··· Records for this exercise ···

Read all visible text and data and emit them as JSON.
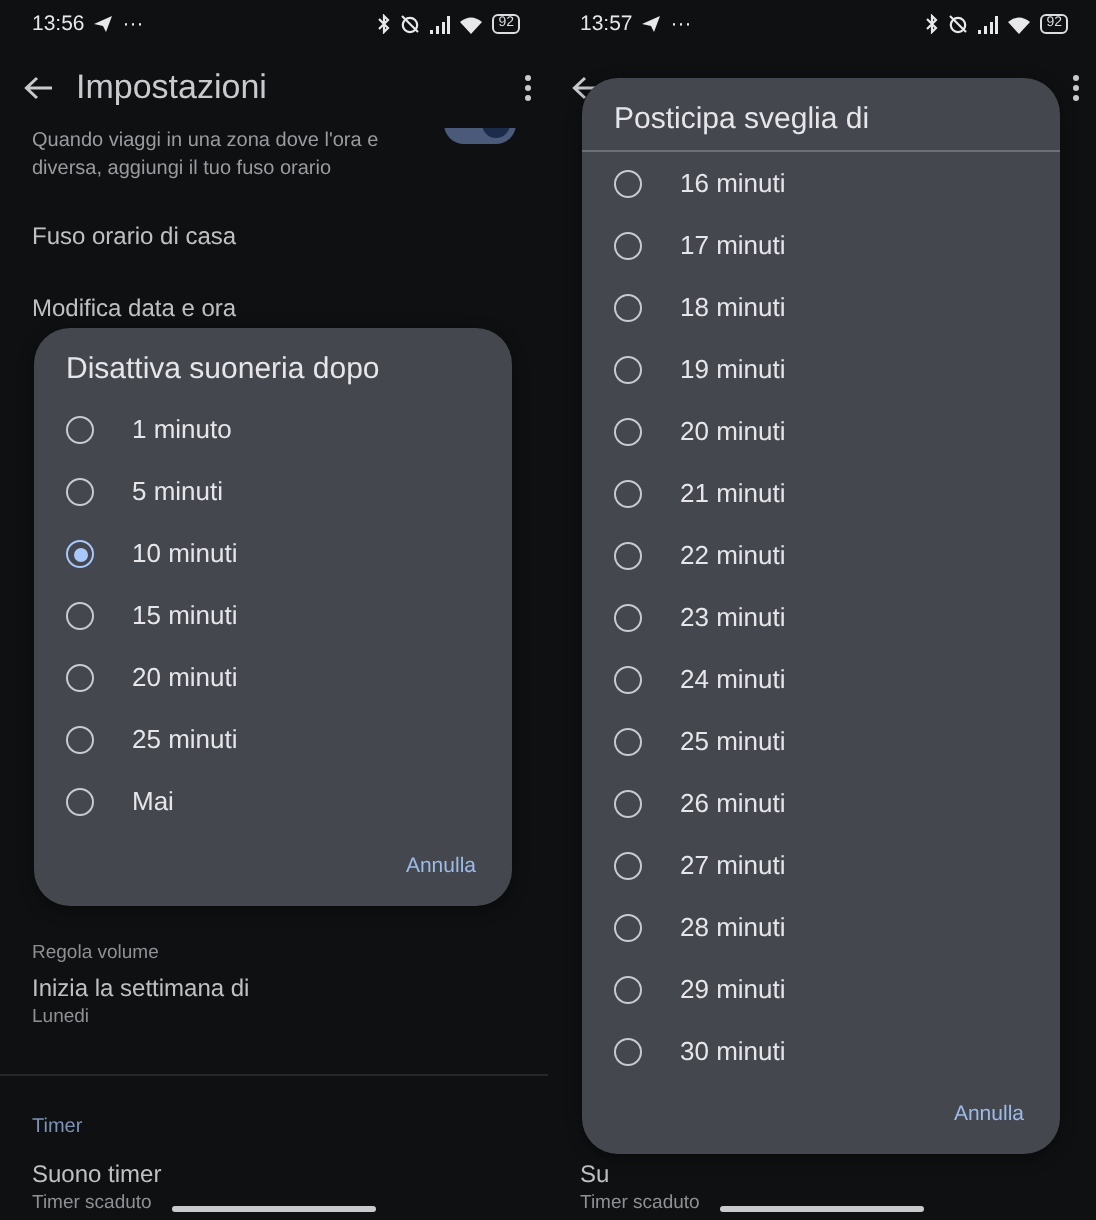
{
  "screens": [
    {
      "status_bar": {
        "time": "13:56",
        "overflow": "···",
        "battery": "92"
      },
      "app_bar": {
        "title": "Impostazioni"
      },
      "top_rows": [
        {
          "kind": "toggle",
          "subtitle": "Quando viaggi in una zona dove l'ora e diversa, aggiungi il tuo fuso orario",
          "on": true
        },
        {
          "kind": "row",
          "title": "Fuso orario di casa"
        },
        {
          "kind": "row",
          "title": "Modifica data e ora"
        }
      ],
      "bottom_rows": [
        {
          "kind": "row",
          "subtitle": "Regola volume"
        },
        {
          "kind": "row",
          "title": "Inizia la settimana di",
          "subtitle": "Lunedi"
        },
        {
          "kind": "divider"
        },
        {
          "kind": "header",
          "title": "Timer"
        },
        {
          "kind": "row",
          "title": "Suono timer",
          "subtitle": "Timer scaduto"
        }
      ],
      "dialog": {
        "title": "Disattiva suoneria dopo",
        "divider": false,
        "options": [
          {
            "label": "1 minuto",
            "selected": false
          },
          {
            "label": "5 minuti",
            "selected": false
          },
          {
            "label": "10 minuti",
            "selected": true
          },
          {
            "label": "15 minuti",
            "selected": false
          },
          {
            "label": "20 minuti",
            "selected": false
          },
          {
            "label": "25 minuti",
            "selected": false
          },
          {
            "label": "Mai",
            "selected": false
          }
        ],
        "cancel": "Annulla"
      }
    },
    {
      "status_bar": {
        "time": "13:57",
        "overflow": "···",
        "battery": "92"
      },
      "bottom_rows": [
        {
          "kind": "row",
          "title": "Su",
          "subtitle": "Timer scaduto"
        }
      ],
      "dialog": {
        "title": "Posticipa sveglia di",
        "divider": true,
        "options": [
          {
            "label": "16 minuti",
            "selected": false
          },
          {
            "label": "17 minuti",
            "selected": false
          },
          {
            "label": "18 minuti",
            "selected": false
          },
          {
            "label": "19 minuti",
            "selected": false
          },
          {
            "label": "20 minuti",
            "selected": false
          },
          {
            "label": "21 minuti",
            "selected": false
          },
          {
            "label": "22 minuti",
            "selected": false
          },
          {
            "label": "23 minuti",
            "selected": false
          },
          {
            "label": "24 minuti",
            "selected": false
          },
          {
            "label": "25 minuti",
            "selected": false
          },
          {
            "label": "26 minuti",
            "selected": false
          },
          {
            "label": "27 minuti",
            "selected": false
          },
          {
            "label": "28 minuti",
            "selected": false
          },
          {
            "label": "29 minuti",
            "selected": false
          },
          {
            "label": "30 minuti",
            "selected": false
          }
        ],
        "cancel": "Annulla"
      }
    }
  ]
}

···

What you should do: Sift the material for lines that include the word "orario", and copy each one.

Solution to the problem:
          "subtitle": "Quando viaggi in una zona dove l'ora e diversa, aggiungi il tuo fuso orario",
          "title": "Fuso orario di casa"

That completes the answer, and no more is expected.